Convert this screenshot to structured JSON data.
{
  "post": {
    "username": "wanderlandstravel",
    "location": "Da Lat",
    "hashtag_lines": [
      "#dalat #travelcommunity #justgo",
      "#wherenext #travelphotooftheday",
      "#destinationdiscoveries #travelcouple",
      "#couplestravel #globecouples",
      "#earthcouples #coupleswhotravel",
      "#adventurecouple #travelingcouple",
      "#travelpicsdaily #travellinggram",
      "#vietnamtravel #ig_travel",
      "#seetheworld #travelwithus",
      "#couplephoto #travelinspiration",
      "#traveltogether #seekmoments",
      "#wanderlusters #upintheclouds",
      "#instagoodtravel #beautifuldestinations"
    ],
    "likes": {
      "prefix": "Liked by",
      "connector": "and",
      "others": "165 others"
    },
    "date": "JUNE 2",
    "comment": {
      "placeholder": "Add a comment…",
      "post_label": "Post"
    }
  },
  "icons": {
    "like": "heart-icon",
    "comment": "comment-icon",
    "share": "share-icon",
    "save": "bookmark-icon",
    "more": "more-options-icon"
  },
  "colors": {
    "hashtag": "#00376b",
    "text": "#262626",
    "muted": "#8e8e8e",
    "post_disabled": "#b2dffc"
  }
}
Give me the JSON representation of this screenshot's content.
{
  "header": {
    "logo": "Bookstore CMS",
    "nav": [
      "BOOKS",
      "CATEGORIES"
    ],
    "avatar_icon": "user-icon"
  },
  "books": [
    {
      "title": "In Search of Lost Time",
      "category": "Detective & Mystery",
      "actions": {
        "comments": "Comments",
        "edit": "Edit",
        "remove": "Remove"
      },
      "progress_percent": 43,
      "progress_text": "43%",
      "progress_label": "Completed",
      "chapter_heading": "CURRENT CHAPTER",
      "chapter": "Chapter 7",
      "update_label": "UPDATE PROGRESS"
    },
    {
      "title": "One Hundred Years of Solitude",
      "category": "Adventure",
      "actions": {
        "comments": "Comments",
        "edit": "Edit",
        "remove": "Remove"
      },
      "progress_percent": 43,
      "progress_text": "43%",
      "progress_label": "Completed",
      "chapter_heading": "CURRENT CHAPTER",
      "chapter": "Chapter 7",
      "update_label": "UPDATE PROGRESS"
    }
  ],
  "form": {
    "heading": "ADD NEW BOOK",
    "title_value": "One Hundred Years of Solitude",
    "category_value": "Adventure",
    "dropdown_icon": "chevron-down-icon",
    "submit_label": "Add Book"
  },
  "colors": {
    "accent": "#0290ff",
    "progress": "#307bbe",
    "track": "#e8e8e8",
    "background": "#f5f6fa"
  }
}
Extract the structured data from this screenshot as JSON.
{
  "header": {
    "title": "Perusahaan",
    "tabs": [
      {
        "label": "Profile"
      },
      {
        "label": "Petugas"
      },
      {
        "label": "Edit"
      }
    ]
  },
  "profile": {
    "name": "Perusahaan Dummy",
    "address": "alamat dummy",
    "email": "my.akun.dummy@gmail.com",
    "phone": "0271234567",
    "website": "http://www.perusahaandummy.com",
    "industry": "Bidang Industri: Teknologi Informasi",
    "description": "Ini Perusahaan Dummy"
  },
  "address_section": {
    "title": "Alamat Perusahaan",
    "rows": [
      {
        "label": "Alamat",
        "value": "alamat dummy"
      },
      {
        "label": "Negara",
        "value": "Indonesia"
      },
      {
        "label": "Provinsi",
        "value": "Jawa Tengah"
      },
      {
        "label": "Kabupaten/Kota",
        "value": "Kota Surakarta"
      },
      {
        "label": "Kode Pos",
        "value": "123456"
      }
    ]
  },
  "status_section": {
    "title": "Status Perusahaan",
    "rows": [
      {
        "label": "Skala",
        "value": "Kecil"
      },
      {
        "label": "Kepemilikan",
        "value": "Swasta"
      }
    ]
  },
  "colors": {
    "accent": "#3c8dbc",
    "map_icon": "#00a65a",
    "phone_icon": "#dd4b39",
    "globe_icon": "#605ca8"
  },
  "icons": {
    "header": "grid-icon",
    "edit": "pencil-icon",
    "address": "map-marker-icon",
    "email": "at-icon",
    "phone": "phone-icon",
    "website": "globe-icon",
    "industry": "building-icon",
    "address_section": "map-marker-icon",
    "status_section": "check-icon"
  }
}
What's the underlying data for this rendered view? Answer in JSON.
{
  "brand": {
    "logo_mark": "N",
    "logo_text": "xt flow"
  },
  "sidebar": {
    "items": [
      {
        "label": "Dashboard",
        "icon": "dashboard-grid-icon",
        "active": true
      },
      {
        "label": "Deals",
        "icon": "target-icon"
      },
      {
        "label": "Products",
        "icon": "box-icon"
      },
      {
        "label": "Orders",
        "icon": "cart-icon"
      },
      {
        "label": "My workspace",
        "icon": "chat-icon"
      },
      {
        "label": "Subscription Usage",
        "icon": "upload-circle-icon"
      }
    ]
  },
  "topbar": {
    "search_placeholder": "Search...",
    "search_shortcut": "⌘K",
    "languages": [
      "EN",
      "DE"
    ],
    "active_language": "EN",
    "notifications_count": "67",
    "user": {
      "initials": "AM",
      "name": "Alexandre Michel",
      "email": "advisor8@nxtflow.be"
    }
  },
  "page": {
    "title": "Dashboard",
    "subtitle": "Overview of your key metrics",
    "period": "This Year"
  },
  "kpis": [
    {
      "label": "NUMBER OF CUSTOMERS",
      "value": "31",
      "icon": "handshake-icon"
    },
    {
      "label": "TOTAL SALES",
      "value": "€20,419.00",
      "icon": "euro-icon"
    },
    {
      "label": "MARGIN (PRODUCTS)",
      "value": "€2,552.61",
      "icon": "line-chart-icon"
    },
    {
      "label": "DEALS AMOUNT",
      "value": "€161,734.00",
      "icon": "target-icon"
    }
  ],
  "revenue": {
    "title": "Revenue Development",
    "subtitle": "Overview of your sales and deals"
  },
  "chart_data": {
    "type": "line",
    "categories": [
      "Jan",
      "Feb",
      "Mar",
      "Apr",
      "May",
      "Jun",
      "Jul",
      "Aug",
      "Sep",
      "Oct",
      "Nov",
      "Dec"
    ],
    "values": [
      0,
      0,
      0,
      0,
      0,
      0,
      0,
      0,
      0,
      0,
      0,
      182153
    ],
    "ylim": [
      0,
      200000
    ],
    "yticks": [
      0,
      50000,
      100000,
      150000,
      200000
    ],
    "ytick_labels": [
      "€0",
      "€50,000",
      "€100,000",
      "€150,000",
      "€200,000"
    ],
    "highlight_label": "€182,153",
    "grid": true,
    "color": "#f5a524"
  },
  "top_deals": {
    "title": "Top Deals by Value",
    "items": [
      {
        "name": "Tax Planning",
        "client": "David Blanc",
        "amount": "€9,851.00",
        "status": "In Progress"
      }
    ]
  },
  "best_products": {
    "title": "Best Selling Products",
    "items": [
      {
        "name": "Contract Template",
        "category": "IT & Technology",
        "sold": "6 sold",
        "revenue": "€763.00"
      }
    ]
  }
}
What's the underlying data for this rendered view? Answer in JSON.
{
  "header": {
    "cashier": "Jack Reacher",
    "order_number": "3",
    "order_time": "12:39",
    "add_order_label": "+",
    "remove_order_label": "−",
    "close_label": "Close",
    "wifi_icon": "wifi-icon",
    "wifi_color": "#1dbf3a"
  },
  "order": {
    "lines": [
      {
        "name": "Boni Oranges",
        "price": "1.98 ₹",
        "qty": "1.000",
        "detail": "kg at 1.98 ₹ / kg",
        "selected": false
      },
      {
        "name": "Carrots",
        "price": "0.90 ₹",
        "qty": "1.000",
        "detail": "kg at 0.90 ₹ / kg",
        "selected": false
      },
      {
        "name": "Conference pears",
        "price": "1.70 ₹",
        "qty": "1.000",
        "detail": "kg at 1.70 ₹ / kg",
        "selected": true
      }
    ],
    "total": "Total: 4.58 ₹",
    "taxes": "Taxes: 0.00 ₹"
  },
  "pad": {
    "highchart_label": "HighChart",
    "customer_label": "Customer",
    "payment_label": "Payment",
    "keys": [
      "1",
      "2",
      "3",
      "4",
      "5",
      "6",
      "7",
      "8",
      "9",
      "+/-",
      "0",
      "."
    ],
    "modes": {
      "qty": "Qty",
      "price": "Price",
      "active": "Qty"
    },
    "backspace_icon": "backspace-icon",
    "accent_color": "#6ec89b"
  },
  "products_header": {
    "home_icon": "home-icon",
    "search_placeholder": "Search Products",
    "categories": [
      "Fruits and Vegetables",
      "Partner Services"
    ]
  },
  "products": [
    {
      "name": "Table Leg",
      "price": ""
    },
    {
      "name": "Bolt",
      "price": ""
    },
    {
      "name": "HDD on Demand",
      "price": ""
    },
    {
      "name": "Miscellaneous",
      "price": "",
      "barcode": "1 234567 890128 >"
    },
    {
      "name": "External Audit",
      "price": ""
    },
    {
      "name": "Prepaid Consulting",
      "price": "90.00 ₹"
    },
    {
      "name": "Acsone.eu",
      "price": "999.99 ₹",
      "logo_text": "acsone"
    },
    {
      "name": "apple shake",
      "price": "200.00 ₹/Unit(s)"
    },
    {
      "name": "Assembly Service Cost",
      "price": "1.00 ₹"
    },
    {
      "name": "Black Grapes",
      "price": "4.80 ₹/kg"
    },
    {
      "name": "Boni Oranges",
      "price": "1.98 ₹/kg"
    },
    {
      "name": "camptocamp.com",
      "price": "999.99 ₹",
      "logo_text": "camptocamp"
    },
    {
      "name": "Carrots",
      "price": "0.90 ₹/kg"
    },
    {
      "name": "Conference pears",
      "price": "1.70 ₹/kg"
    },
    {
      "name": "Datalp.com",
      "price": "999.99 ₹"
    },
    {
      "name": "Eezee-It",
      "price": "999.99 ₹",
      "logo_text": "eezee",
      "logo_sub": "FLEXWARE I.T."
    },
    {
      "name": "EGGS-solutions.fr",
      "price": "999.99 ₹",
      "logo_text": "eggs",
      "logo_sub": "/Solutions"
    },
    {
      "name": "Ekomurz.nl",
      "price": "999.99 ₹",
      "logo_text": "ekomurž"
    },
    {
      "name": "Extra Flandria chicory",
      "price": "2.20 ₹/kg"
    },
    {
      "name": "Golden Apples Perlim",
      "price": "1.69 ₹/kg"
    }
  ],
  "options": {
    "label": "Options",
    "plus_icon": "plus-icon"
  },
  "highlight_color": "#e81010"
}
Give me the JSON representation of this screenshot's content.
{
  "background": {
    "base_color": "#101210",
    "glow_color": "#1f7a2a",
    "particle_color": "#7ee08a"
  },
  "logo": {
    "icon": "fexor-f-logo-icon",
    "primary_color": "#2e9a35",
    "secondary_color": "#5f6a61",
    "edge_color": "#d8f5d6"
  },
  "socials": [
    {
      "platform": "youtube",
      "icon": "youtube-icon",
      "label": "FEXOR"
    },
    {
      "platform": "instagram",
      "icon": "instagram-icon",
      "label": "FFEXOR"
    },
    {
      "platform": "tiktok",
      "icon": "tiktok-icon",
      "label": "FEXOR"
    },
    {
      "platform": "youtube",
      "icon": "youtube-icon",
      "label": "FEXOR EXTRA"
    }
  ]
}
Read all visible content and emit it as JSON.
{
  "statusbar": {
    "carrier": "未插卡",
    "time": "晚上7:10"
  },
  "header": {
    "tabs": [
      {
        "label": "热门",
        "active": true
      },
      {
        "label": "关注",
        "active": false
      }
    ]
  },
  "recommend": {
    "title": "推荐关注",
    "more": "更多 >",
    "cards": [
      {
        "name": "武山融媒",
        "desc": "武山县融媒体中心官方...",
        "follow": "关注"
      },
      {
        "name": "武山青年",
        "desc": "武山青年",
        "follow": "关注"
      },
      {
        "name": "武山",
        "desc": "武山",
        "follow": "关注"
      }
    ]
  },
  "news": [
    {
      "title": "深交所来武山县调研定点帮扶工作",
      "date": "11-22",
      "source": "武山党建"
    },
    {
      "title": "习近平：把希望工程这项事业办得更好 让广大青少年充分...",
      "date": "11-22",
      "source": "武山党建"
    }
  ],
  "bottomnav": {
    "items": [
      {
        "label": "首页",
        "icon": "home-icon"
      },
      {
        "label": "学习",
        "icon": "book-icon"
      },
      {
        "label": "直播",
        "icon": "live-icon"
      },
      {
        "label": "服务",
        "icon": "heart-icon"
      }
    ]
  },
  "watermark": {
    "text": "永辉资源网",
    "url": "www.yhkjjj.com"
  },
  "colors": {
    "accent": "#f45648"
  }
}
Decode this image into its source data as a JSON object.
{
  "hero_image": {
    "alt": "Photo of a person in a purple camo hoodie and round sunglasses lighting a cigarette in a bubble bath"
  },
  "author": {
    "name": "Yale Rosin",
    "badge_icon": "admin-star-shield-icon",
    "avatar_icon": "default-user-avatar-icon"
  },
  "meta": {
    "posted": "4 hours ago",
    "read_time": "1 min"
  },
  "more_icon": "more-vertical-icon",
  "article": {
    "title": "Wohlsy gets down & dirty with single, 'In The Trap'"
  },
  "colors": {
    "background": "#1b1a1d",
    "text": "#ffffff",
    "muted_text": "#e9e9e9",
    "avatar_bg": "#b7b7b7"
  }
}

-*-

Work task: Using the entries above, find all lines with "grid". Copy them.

Result for this exercise:
    "header": "grid-icon",
        "icon": "dashboard-grid-icon",
    "grid": true,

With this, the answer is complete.